    4. Franceso Rinaldi et Figli Barolo 2015 [Piedmonte Italy] Nebbiolo is the grape here, and contrary to its wide perception as a full-bodied oaky powerhouse, it should be considered an elegant, savoury, red of firm tannic structure and refreshing acidity, more akin to a fine red Burgundy if you will. Bright red currant and red cherry fruit with a suave supple texture upon which hangs a hauntingly complex fruit character. This is a deep wine worthy of the finest cuts of red meat, rib-roast of beef on the bone served rare with a mustard and herb crust. 
    5. Failla ‘Lola’ Pinot Noir 2017 [Sonoma Coast, California USA] Beautifully silky and pure, deep red currant, strawberry fruit and a pleasant full texture. Failla is a boutique fine wine producer par excellence, their whole range is well worth seeking out. Ideal with (when it’s in season) venison stew or fillet, if you insist, would be a match made in heaven. 

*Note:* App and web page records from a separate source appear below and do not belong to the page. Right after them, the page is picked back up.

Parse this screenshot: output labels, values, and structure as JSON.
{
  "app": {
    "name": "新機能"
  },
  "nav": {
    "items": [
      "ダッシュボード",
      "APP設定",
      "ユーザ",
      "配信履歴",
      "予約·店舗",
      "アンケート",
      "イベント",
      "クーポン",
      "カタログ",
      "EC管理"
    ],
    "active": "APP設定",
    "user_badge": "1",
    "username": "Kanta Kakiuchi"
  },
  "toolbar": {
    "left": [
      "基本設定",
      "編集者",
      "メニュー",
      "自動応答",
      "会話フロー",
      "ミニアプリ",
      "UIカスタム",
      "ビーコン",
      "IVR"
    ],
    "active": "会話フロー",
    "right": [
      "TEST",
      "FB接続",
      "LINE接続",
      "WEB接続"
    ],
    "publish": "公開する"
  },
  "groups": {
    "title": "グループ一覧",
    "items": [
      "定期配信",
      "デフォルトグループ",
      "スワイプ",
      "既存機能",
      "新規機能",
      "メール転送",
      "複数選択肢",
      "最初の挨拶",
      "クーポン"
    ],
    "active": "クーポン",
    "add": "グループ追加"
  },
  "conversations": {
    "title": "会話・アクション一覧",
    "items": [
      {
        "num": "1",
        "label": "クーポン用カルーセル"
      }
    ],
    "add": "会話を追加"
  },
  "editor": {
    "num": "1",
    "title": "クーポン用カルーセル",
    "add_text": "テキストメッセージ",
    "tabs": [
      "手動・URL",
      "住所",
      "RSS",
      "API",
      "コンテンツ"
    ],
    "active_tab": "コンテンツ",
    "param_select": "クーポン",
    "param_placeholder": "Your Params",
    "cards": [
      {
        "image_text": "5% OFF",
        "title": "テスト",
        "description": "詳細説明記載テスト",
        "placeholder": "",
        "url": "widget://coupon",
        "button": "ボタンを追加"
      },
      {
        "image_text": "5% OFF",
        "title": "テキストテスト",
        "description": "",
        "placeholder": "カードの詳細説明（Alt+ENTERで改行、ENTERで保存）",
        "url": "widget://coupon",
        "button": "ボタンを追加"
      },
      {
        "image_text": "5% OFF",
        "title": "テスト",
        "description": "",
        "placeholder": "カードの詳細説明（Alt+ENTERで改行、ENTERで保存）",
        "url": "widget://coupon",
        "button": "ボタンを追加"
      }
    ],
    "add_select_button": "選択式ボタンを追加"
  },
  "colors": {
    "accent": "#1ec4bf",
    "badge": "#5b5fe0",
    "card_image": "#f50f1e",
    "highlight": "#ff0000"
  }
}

    The Whites:
    Whites also have their place on the table at this time of year. Richness, body and plenty of fruit work best with the earthy, rich, savoury food offerings. Whites from Macon, the Chardonnay heartland of Southern Burgundy; or the beautifully
    complex honeyed (but dry) Grüner Veltliner of Austria; the Loire Valley’s Chenin Blanc can work wonders with its deep orange peel citrus fruit and nutty character; Alsace Gewurztraminer (if you’re truly adventurous) or Riesling (which tends to be full-bodied in this region) are superb food wines.

    1.  Domaine Guerrin & Fils Pouilly-Fuissé La Maréchaude 2018 [Macon France] If gloriously golden rich oaky Chardonnay is your thing, look no further. This has a wonderful fruit intensity of ripe buttery fruit and butterscotch, in the finish there’s a finely judged zip of acidity to restrain all the abundant fruit. Class in a glass. Served with a herb-coated, garlic stuffed roast chicken, and you’ll never look back. 
    2. Türk Grüner Veltliner “Vom Urgestein” 2019 [Kremser Austria] Of all the whites suggested here, this is perhaps the most adaptable. Light, pure, honeyed ripe fruit with wonderful balance and a very long finish. Try with rhubarb crumble, or a posh starter like scallops with Clonakilty black pudding; it’s that varied when it comes to good partners. 
    3. Château de Fesles Anjou Chenin Sec 2018 [Loire Valley France] Waxy texture under ripe tropical pineapple and green apple fruit. A hugely popular white wine with our regular customers. This will work with chicken and mushroom pie or a good ‘ould’ traditional Dublin Coddle. 
    4. Trimbach Gewurztraminer 2017 [Alsace France] Gewurztraminer tends to have a reputation as a ‘marmite’ wine, which I feel is unfair. It is a unique white with really no pretenders or similars. Intense in fruit concentration and flavour, Turkish delight, lychees, ripe golden apples are but a few of the adjectives that hit the mark. This powerful white is full-bodied, but needs very careful matching. For me nothing beats pairing it with oven-baked Camembert or 70’s throwback a cheese fondue. 
    5. Trimbach Riesling2018 [Alsace France] Alsace Riesling, due to its relatively warm climes and low rainfall, tends to produce full-bodied Rieslings. When sipped this tastes like baked apple and a green granny smith at the same time. A simple match that works every time - roast pork with apple sauce. 

    Gavin Watchorn